Belfast Telegraph

Irish EU commissioner warns Johnson against peace process ‘gamble’ over Brexit

Phil Hogan, the EU’s agriculture commissioner, launched a strongly worded attack on Prime Minister Boris Johnson.

The European Commissioner for Agriculture, Phil Hogan (Niall Carson/PA)
The European Commissioner for Agriculture, Phil Hogan (Niall Carson/PA)

By David Hughes, PA Political Editor

Boris Johnson was accused of being an “unelected” Prime Minister who risks gambling with peace and stability in Northern Ireland by Dublin’s EU commissioner.

Agriculture Commissioner Phil Hogan stressed the UK must “honour its commitment” to the backstop – the measure aimed at preventing a hard border with Ireland which the Prime Minister wants to see removed from the Brexit divorce deal.

In a strongly-worded intervention, reported by the Irish Independent, Mr Hogan warned that a hard Brexit will create a “foul atmosphere” between the UK and the European Union.

In a pointed reference to Mr Johnson, who has written a biography of Winston Churchill, he said: “In the event of a no-deal Brexit, the UK government’s only Churchillian legacy will be ‘never have so few done so much damage to so many’.”

Mr Johnson’s claim that the backstop is anti-democratic “seems strange” as it is “coming from an unelected prime minister”, Mr Hogan is reported to have said.

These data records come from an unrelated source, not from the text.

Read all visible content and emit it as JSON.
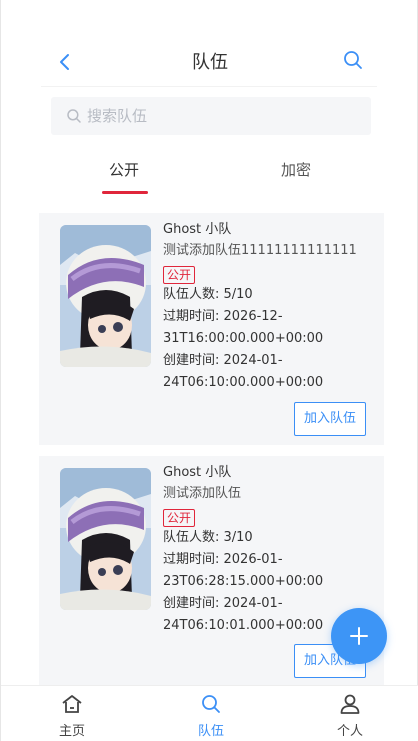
{
  "header": {
    "title": "队伍"
  },
  "search": {
    "placeholder": "搜索队伍"
  },
  "tabs": [
    {
      "label": "公开",
      "active": true
    },
    {
      "label": "加密",
      "active": false
    }
  ],
  "teams": [
    {
      "name": "Ghost 小队",
      "description": "测试添加队伍11111111111111",
      "status": "公开",
      "members_line": "队伍人数: 5/10",
      "expire_line1": "过期时间: 2026-12-",
      "expire_line2": "31T16:00:00.000+00:00",
      "created_line1": "创建时间: 2024-01-",
      "created_line2": "24T06:10:00.000+00:00",
      "join_label": "加入队伍"
    },
    {
      "name": "Ghost 小队",
      "description": "测试添加队伍",
      "status": "公开",
      "members_line": "队伍人数: 3/10",
      "expire_line1": "过期时间: 2026-01-",
      "expire_line2": "23T06:28:15.000+00:00",
      "created_line1": "创建时间: 2024-01-",
      "created_line2": "24T06:10:01.000+00:00",
      "join_label": "加入队伍"
    }
  ],
  "tabbar": {
    "home": "主页",
    "team": "队伍",
    "profile": "个人"
  },
  "colors": {
    "accent": "#3b8ff6",
    "danger": "#e0263b",
    "card_bg": "#f5f6f8"
  },
  "icons": {
    "back": "chevron-left-icon",
    "search": "search-icon",
    "fab": "plus-icon",
    "home": "home-icon",
    "team": "search-icon",
    "profile": "user-icon"
  }
}
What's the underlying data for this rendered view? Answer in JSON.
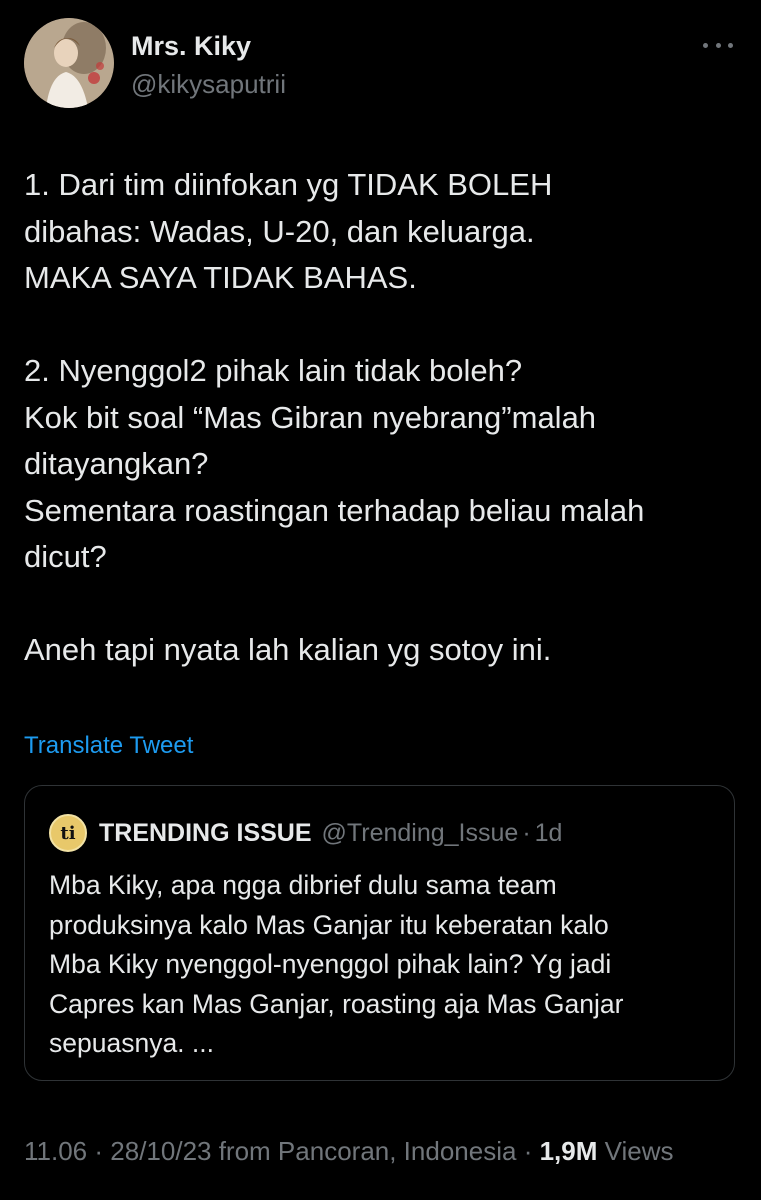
{
  "author": {
    "name": "Mrs. Kiky",
    "handle": "@kikysaputrii"
  },
  "tweet": {
    "lines": [
      "1. Dari tim diinfokan yg TIDAK BOLEH",
      "dibahas: Wadas, U-20, dan keluarga.",
      "MAKA SAYA TIDAK BAHAS.",
      "",
      "2. Nyenggol2 pihak lain tidak boleh?",
      "Kok bit soal “Mas Gibran nyebrang”malah",
      "ditayangkan?",
      "Sementara roastingan terhadap beliau malah",
      "dicut?",
      "",
      "Aneh tapi nyata lah kalian yg sotoy ini."
    ]
  },
  "translate_label": "Translate Tweet",
  "quote": {
    "avatar_text": "ti",
    "name": "TRENDING ISSUE",
    "handle": "@Trending_Issue",
    "separator": "·",
    "time": "1d",
    "lines": [
      "Mba Kiky, apa ngga dibrief dulu sama team",
      "produksinya kalo Mas Ganjar itu keberatan kalo",
      "Mba Kiky nyenggol-nyenggol pihak lain? Yg jadi",
      "Capres kan Mas Ganjar, roasting aja Mas Ganjar",
      "sepuasnya. ..."
    ]
  },
  "meta": {
    "time": "11.06",
    "separator": "·",
    "date": "28/10/23 from Pancoran, Indonesia",
    "views_count": "1,9M",
    "views_label": "Views"
  },
  "icons": {
    "more": "more-horizontal-icon",
    "quote_avatar": "trending-issue-logo"
  },
  "colors": {
    "background": "#000000",
    "text": "#e7e9ea",
    "secondary": "#71767b",
    "link": "#1d9bf0",
    "border": "#2f3336"
  }
}
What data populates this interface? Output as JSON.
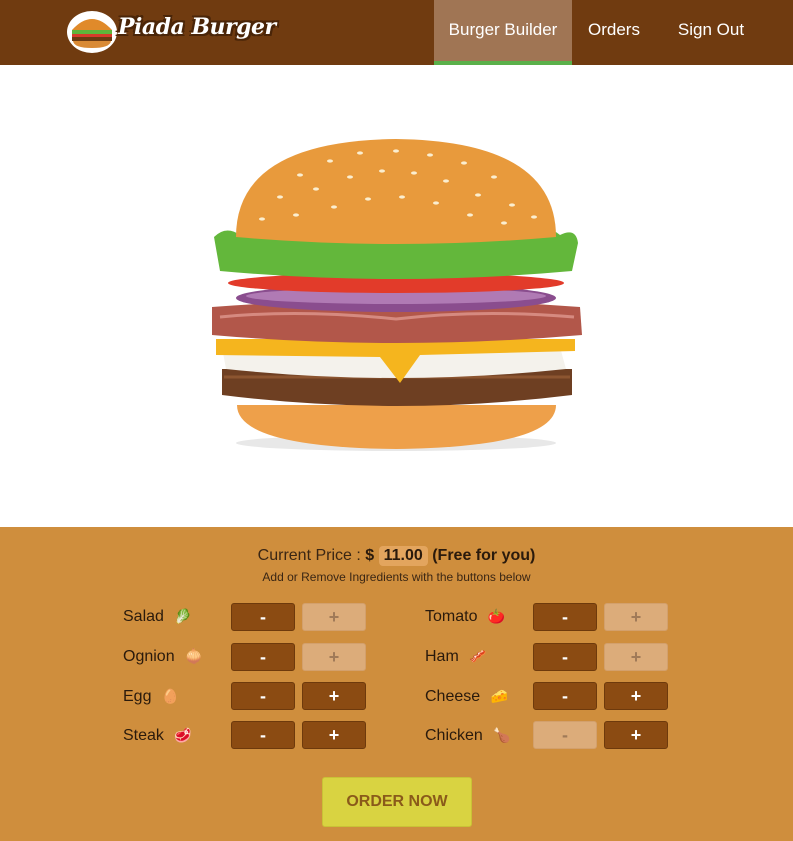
{
  "header": {
    "logo_text": "Piada Burger",
    "nav": [
      {
        "label": "Burger Builder",
        "active": true
      },
      {
        "label": "Orders",
        "active": false
      },
      {
        "label": "Sign Out",
        "active": false
      }
    ]
  },
  "burger": {
    "layers_top_to_bottom": [
      "bun-top",
      "salad",
      "tomato",
      "onion",
      "ham",
      "cheese",
      "egg",
      "steak",
      "bun-bottom"
    ]
  },
  "builder": {
    "price_label": "Current Price :",
    "currency": "$",
    "price": "11.00",
    "free_note": "(Free for you)",
    "hint": "Add or Remove Ingredients with the buttons below",
    "minus_label": "-",
    "plus_label": "+",
    "order_label": "ORDER NOW",
    "ingredients": [
      {
        "label": "Salad",
        "icon": "salad-icon",
        "minus_enabled": true,
        "plus_enabled": false
      },
      {
        "label": "Ognion",
        "icon": "onion-icon",
        "minus_enabled": true,
        "plus_enabled": false
      },
      {
        "label": "Egg",
        "icon": "egg-icon",
        "minus_enabled": true,
        "plus_enabled": true
      },
      {
        "label": "Steak",
        "icon": "steak-icon",
        "minus_enabled": true,
        "plus_enabled": true
      },
      {
        "label": "Tomato",
        "icon": "tomato-icon",
        "minus_enabled": true,
        "plus_enabled": false
      },
      {
        "label": "Ham",
        "icon": "ham-icon",
        "minus_enabled": true,
        "plus_enabled": false
      },
      {
        "label": "Cheese",
        "icon": "cheese-icon",
        "minus_enabled": true,
        "plus_enabled": true
      },
      {
        "label": "Chicken",
        "icon": "chicken-icon",
        "minus_enabled": false,
        "plus_enabled": true
      }
    ]
  },
  "colors": {
    "header_bg": "#703b10",
    "nav_active_bg": "#a07554",
    "nav_active_underline": "#5ab04a",
    "panel_bg": "#cf8e3d",
    "button_enabled": "#8b4b12",
    "button_disabled": "#dcac7a",
    "order_button": "#d9d341"
  }
}
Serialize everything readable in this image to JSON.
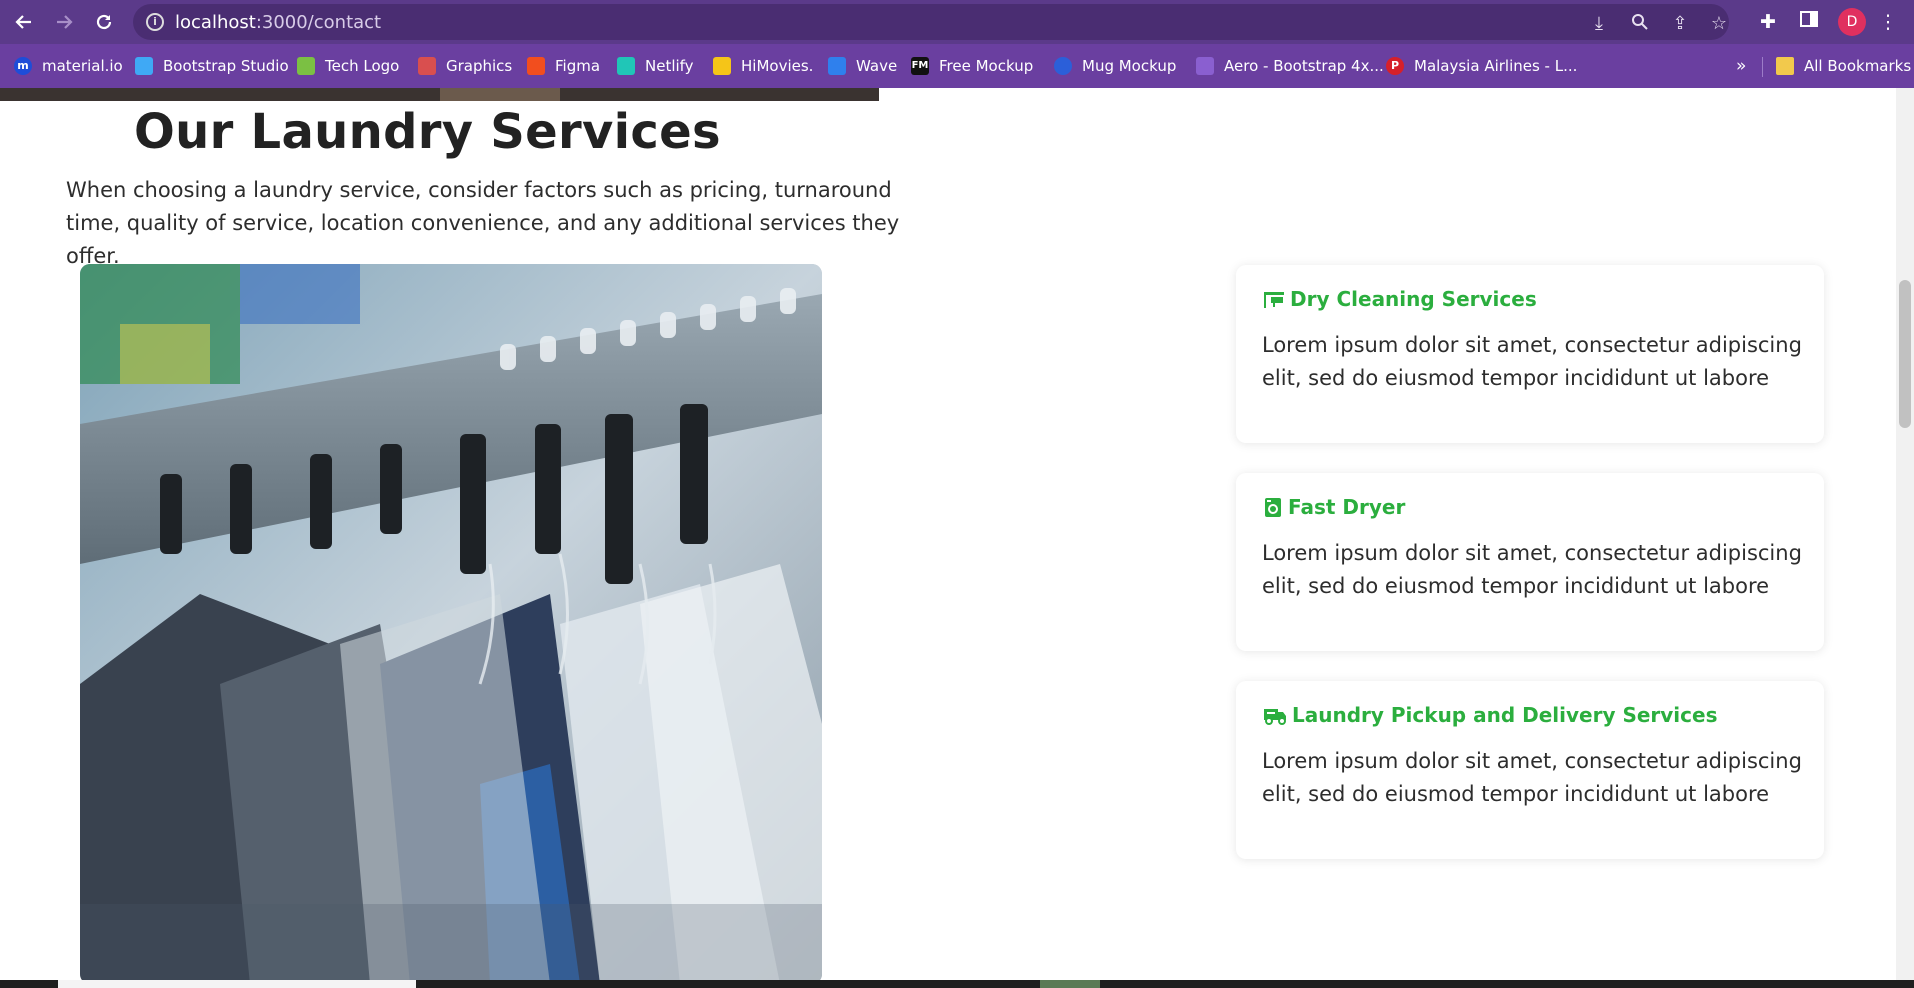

In his speech in Carlingford, Mr Hogan is quoted as saying: “If the UK fails to prevent a crash-out Brexit they should be under no illusion regarding the foul atmosphere they will create with their EU partners and the serious consequences this will have for negotiating any future trade agreement.

“The UK continues to negotiate based on its experience of being an EU member.

“This misses the point completely: from the moment the UK came back to Brussels with the infamous red lines, the EU has negotiated on the basis of the UK opting for third country status.”

A hard Brexit would mean “pain for everyone, but the worst pain will be felt by the people of the UK”, he added.

PA

Popular

From Belfast Telegraph